═══ Data records
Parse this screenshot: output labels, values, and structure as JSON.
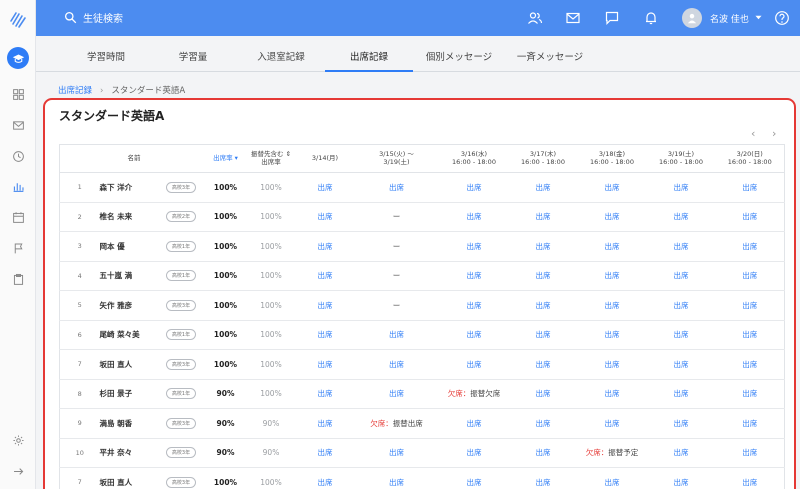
{
  "header": {
    "search_label": "生徒検索",
    "user_name": "名波 佳也"
  },
  "tabs": [
    {
      "label": "学習時間"
    },
    {
      "label": "学習量"
    },
    {
      "label": "入退室記録"
    },
    {
      "label": "出席記録"
    },
    {
      "label": "個別メッセージ"
    },
    {
      "label": "一斉メッセージ"
    }
  ],
  "breadcrumb": {
    "root": "出席記録",
    "current": "スタンダード英語A"
  },
  "card": {
    "title": "スタンダード英語A",
    "prev": "‹",
    "next": "›"
  },
  "table": {
    "col_name": "名前",
    "col_rate": "出席率",
    "col_rate2_line1": "振替先含む",
    "col_rate2_line2": "出席率",
    "days": [
      {
        "l1": "3/14(月)",
        "l2": ""
      },
      {
        "l1": "3/15(火) 〜",
        "l2": "3/19(土)"
      },
      {
        "l1": "3/16(水)",
        "l2": "16:00 - 18:00"
      },
      {
        "l1": "3/17(木)",
        "l2": "16:00 - 18:00"
      },
      {
        "l1": "3/18(金)",
        "l2": "16:00 - 18:00"
      },
      {
        "l1": "3/19(土)",
        "l2": "16:00 - 18:00"
      },
      {
        "l1": "3/20(日)",
        "l2": "16:00 - 18:00"
      }
    ],
    "rows": [
      {
        "no": "1",
        "name": "森下 洋介",
        "grade": "高校3年",
        "rate": "100%",
        "rate2": "100%",
        "cells": [
          "出席",
          "出席",
          "出席",
          "出席",
          "出席",
          "出席",
          "出席"
        ]
      },
      {
        "no": "2",
        "name": "椎名 未来",
        "grade": "高校2年",
        "rate": "100%",
        "rate2": "100%",
        "cells": [
          "出席",
          "ー",
          "出席",
          "出席",
          "出席",
          "出席",
          "出席"
        ]
      },
      {
        "no": "3",
        "name": "岡本 優",
        "grade": "高校1年",
        "rate": "100%",
        "rate2": "100%",
        "cells": [
          "出席",
          "ー",
          "出席",
          "出席",
          "出席",
          "出席",
          "出席"
        ]
      },
      {
        "no": "4",
        "name": "五十嵐 満",
        "grade": "高校1年",
        "rate": "100%",
        "rate2": "100%",
        "cells": [
          "出席",
          "ー",
          "出席",
          "出席",
          "出席",
          "出席",
          "出席"
        ]
      },
      {
        "no": "5",
        "name": "矢作 雅彦",
        "grade": "高校3年",
        "rate": "100%",
        "rate2": "100%",
        "cells": [
          "出席",
          "ー",
          "出席",
          "出席",
          "出席",
          "出席",
          "出席"
        ]
      },
      {
        "no": "6",
        "name": "尾崎 菜々美",
        "grade": "高校1年",
        "rate": "100%",
        "rate2": "100%",
        "cells": [
          "出席",
          "出席",
          "出席",
          "出席",
          "出席",
          "出席",
          "出席"
        ]
      },
      {
        "no": "7",
        "name": "坂田 直人",
        "grade": "高校3年",
        "rate": "100%",
        "rate2": "100%",
        "cells": [
          "出席",
          "出席",
          "出席",
          "出席",
          "出席",
          "出席",
          "出席"
        ]
      },
      {
        "no": "8",
        "name": "杉田 景子",
        "grade": "高校1年",
        "rate": "90%",
        "rate2": "100%",
        "cells": [
          "出席",
          "出席",
          "欠席：振替欠席",
          "出席",
          "出席",
          "出席",
          "出席"
        ]
      },
      {
        "no": "9",
        "name": "満島 朝香",
        "grade": "高校3年",
        "rate": "90%",
        "rate2": "90%",
        "cells": [
          "出席",
          "欠席：振替出席",
          "出席",
          "出席",
          "出席",
          "出席",
          "出席"
        ]
      },
      {
        "no": "10",
        "name": "平井 奈々",
        "grade": "高校3年",
        "rate": "90%",
        "rate2": "90%",
        "cells": [
          "出席",
          "出席",
          "出席",
          "出席",
          "欠席：振替予定",
          "出席",
          "出席"
        ]
      },
      {
        "no": "7",
        "name": "坂田 直人",
        "grade": "高校3年",
        "rate": "100%",
        "rate2": "100%",
        "cells": [
          "出席",
          "出席",
          "出席",
          "出席",
          "出席",
          "出席",
          "出席"
        ]
      }
    ]
  },
  "colors": {
    "accent": "#2e7cf6",
    "header": "#4c8cf0",
    "absent": "#e53935",
    "highlight_border": "#e53935"
  }
}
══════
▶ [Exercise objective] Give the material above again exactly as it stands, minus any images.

▶ [Result for this task]
Parse this screenshot: output labels, values, and structure as JSON.
{
  "header": {
    "search_label": "生徒検索",
    "user_name": "名波 佳也"
  },
  "tabs": [
    {
      "label": "学習時間"
    },
    {
      "label": "学習量"
    },
    {
      "label": "入退室記録"
    },
    {
      "label": "出席記録"
    },
    {
      "label": "個別メッセージ"
    },
    {
      "label": "一斉メッセージ"
    }
  ],
  "breadcrumb": {
    "root": "出席記録",
    "current": "スタンダード英語A"
  },
  "card": {
    "title": "スタンダード英語A",
    "prev": "‹",
    "next": "›"
  },
  "table": {
    "col_name": "名前",
    "col_rate": "出席率",
    "col_rate2_line1": "振替先含む",
    "col_rate2_line2": "出席率",
    "days": [
      {
        "l1": "3/14(月)",
        "l2": ""
      },
      {
        "l1": "3/15(火) 〜",
        "l2": "3/19(土)"
      },
      {
        "l1": "3/16(水)",
        "l2": "16:00 - 18:00"
      },
      {
        "l1": "3/17(木)",
        "l2": "16:00 - 18:00"
      },
      {
        "l1": "3/18(金)",
        "l2": "16:00 - 18:00"
      },
      {
        "l1": "3/19(土)",
        "l2": "16:00 - 18:00"
      },
      {
        "l1": "3/20(日)",
        "l2": "16:00 - 18:00"
      }
    ],
    "rows": [
      {
        "no": "1",
        "name": "森下 洋介",
        "grade": "高校3年",
        "rate": "100%",
        "rate2": "100%",
        "cells": [
          "出席",
          "出席",
          "出席",
          "出席",
          "出席",
          "出席",
          "出席"
        ]
      },
      {
        "no": "2",
        "name": "椎名 未来",
        "grade": "高校2年",
        "rate": "100%",
        "rate2": "100%",
        "cells": [
          "出席",
          "ー",
          "出席",
          "出席",
          "出席",
          "出席",
          "出席"
        ]
      },
      {
        "no": "3",
        "name": "岡本 優",
        "grade": "高校1年",
        "rate": "100%",
        "rate2": "100%",
        "cells": [
          "出席",
          "ー",
          "出席",
          "出席",
          "出席",
          "出席",
          "出席"
        ]
      },
      {
        "no": "4",
        "name": "五十嵐 満",
        "grade": "高校1年",
        "rate": "100%",
        "rate2": "100%",
        "cells": [
          "出席",
          "ー",
          "出席",
          "出席",
          "出席",
          "出席",
          "出席"
        ]
      },
      {
        "no": "5",
        "name": "矢作 雅彦",
        "grade": "高校3年",
        "rate": "100%",
        "rate2": "100%",
        "cells": [
          "出席",
          "ー",
          "出席",
          "出席",
          "出席",
          "出席",
          "出席"
        ]
      },
      {
        "no": "6",
        "name": "尾崎 菜々美",
        "grade": "高校1年",
        "rate": "100%",
        "rate2": "100%",
        "cells": [
          "出席",
          "出席",
          "出席",
          "出席",
          "出席",
          "出席",
          "出席"
        ]
      },
      {
        "no": "7",
        "name": "坂田 直人",
        "grade": "高校3年",
        "rate": "100%",
        "rate2": "100%",
        "cells": [
          "出席",
          "出席",
          "出席",
          "出席",
          "出席",
          "出席",
          "出席"
        ]
      },
      {
        "no": "8",
        "name": "杉田 景子",
        "grade": "高校1年",
        "rate": "90%",
        "rate2": "100%",
        "cells": [
          "出席",
          "出席",
          "欠席：振替欠席",
          "出席",
          "出席",
          "出席",
          "出席"
        ]
      },
      {
        "no": "9",
        "name": "満島 朝香",
        "grade": "高校3年",
        "rate": "90%",
        "rate2": "90%",
        "cells": [
          "出席",
          "欠席：振替出席",
          "出席",
          "出席",
          "出席",
          "出席",
          "出席"
        ]
      },
      {
        "no": "10",
        "name": "平井 奈々",
        "grade": "高校3年",
        "rate": "90%",
        "rate2": "90%",
        "cells": [
          "出席",
          "出席",
          "出席",
          "出席",
          "欠席：振替予定",
          "出席",
          "出席"
        ]
      },
      {
        "no": "7",
        "name": "坂田 直人",
        "grade": "高校3年",
        "rate": "100%",
        "rate2": "100%",
        "cells": [
          "出席",
          "出席",
          "出席",
          "出席",
          "出席",
          "出席",
          "出席"
        ]
      }
    ]
  },
  "colors": {
    "accent": "#2e7cf6",
    "header": "#4c8cf0",
    "absent": "#e53935",
    "highlight_border": "#e53935"
  }
}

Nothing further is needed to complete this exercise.